---- Given data

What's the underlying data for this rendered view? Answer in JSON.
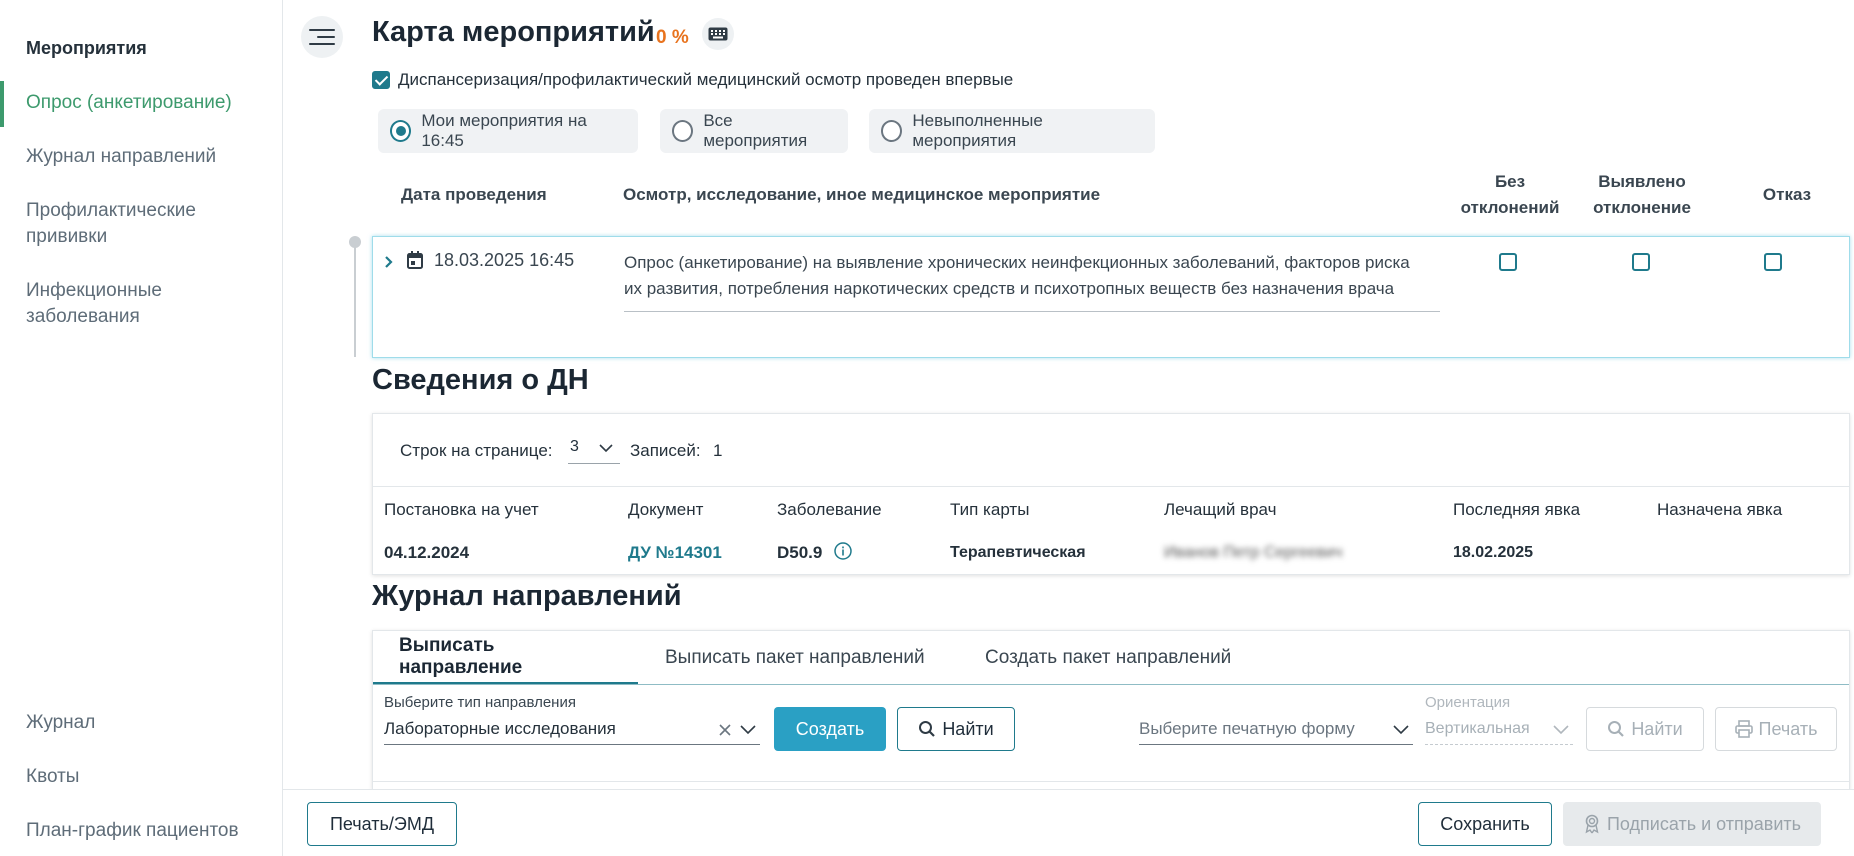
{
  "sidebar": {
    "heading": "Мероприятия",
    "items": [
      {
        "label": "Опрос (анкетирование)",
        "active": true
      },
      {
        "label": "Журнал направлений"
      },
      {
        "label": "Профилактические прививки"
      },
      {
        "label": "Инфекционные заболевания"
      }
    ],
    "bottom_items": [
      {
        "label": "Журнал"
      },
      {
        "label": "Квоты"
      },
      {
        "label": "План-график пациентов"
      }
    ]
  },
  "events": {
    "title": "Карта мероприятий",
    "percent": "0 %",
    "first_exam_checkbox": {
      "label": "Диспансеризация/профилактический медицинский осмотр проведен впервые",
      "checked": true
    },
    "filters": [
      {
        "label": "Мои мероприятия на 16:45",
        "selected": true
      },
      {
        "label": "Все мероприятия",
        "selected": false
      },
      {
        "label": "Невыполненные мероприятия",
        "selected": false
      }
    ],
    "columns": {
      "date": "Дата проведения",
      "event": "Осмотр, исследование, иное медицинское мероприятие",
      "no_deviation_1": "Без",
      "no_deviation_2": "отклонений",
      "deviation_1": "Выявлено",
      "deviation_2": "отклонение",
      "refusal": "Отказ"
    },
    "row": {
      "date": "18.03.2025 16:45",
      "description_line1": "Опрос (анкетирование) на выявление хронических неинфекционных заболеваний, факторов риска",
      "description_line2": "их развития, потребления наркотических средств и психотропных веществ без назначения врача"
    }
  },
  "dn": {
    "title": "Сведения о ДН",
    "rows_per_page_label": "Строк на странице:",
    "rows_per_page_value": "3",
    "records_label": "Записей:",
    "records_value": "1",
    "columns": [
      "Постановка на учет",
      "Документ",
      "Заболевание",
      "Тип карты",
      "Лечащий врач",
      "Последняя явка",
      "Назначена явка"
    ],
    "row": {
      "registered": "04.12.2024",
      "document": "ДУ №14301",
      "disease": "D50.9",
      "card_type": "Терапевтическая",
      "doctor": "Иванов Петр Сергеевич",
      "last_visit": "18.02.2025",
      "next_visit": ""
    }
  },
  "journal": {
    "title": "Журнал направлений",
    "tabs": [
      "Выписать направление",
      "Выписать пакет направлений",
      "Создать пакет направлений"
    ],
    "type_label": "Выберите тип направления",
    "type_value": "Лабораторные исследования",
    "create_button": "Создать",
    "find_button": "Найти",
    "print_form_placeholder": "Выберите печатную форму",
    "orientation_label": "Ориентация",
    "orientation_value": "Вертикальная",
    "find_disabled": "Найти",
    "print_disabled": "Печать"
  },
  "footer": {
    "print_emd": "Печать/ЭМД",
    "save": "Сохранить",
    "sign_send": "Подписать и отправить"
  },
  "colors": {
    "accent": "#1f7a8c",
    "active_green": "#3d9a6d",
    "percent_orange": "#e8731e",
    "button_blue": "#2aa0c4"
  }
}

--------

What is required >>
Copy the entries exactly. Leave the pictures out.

Task output >>
What's the underlying data for this rendered view? Answer in JSON.
{
  "sidebar": {
    "heading": "Мероприятия",
    "items": [
      {
        "label": "Опрос (анкетирование)",
        "active": true
      },
      {
        "label": "Журнал направлений"
      },
      {
        "label": "Профилактические прививки"
      },
      {
        "label": "Инфекционные заболевания"
      }
    ],
    "bottom_items": [
      {
        "label": "Журнал"
      },
      {
        "label": "Квоты"
      },
      {
        "label": "План-график пациентов"
      }
    ]
  },
  "events": {
    "title": "Карта мероприятий",
    "percent": "0 %",
    "first_exam_checkbox": {
      "label": "Диспансеризация/профилактический медицинский осмотр проведен впервые",
      "checked": true
    },
    "filters": [
      {
        "label": "Мои мероприятия на 16:45",
        "selected": true
      },
      {
        "label": "Все мероприятия",
        "selected": false
      },
      {
        "label": "Невыполненные мероприятия",
        "selected": false
      }
    ],
    "columns": {
      "date": "Дата проведения",
      "event": "Осмотр, исследование, иное медицинское мероприятие",
      "no_deviation_1": "Без",
      "no_deviation_2": "отклонений",
      "deviation_1": "Выявлено",
      "deviation_2": "отклонение",
      "refusal": "Отказ"
    },
    "row": {
      "date": "18.03.2025 16:45",
      "description_line1": "Опрос (анкетирование) на выявление хронических неинфекционных заболеваний, факторов риска",
      "description_line2": "их развития, потребления наркотических средств и психотропных веществ без назначения врача"
    }
  },
  "dn": {
    "title": "Сведения о ДН",
    "rows_per_page_label": "Строк на странице:",
    "rows_per_page_value": "3",
    "records_label": "Записей:",
    "records_value": "1",
    "columns": [
      "Постановка на учет",
      "Документ",
      "Заболевание",
      "Тип карты",
      "Лечащий врач",
      "Последняя явка",
      "Назначена явка"
    ],
    "row": {
      "registered": "04.12.2024",
      "document": "ДУ №14301",
      "disease": "D50.9",
      "card_type": "Терапевтическая",
      "doctor": "Иванов Петр Сергеевич",
      "last_visit": "18.02.2025",
      "next_visit": ""
    }
  },
  "journal": {
    "title": "Журнал направлений",
    "tabs": [
      "Выписать направление",
      "Выписать пакет направлений",
      "Создать пакет направлений"
    ],
    "type_label": "Выберите тип направления",
    "type_value": "Лабораторные исследования",
    "create_button": "Создать",
    "find_button": "Найти",
    "print_form_placeholder": "Выберите печатную форму",
    "orientation_label": "Ориентация",
    "orientation_value": "Вертикальная",
    "find_disabled": "Найти",
    "print_disabled": "Печать"
  },
  "footer": {
    "print_emd": "Печать/ЭМД",
    "save": "Сохранить",
    "sign_send": "Подписать и отправить"
  },
  "colors": {
    "accent": "#1f7a8c",
    "active_green": "#3d9a6d",
    "percent_orange": "#e8731e",
    "button_blue": "#2aa0c4"
  }
}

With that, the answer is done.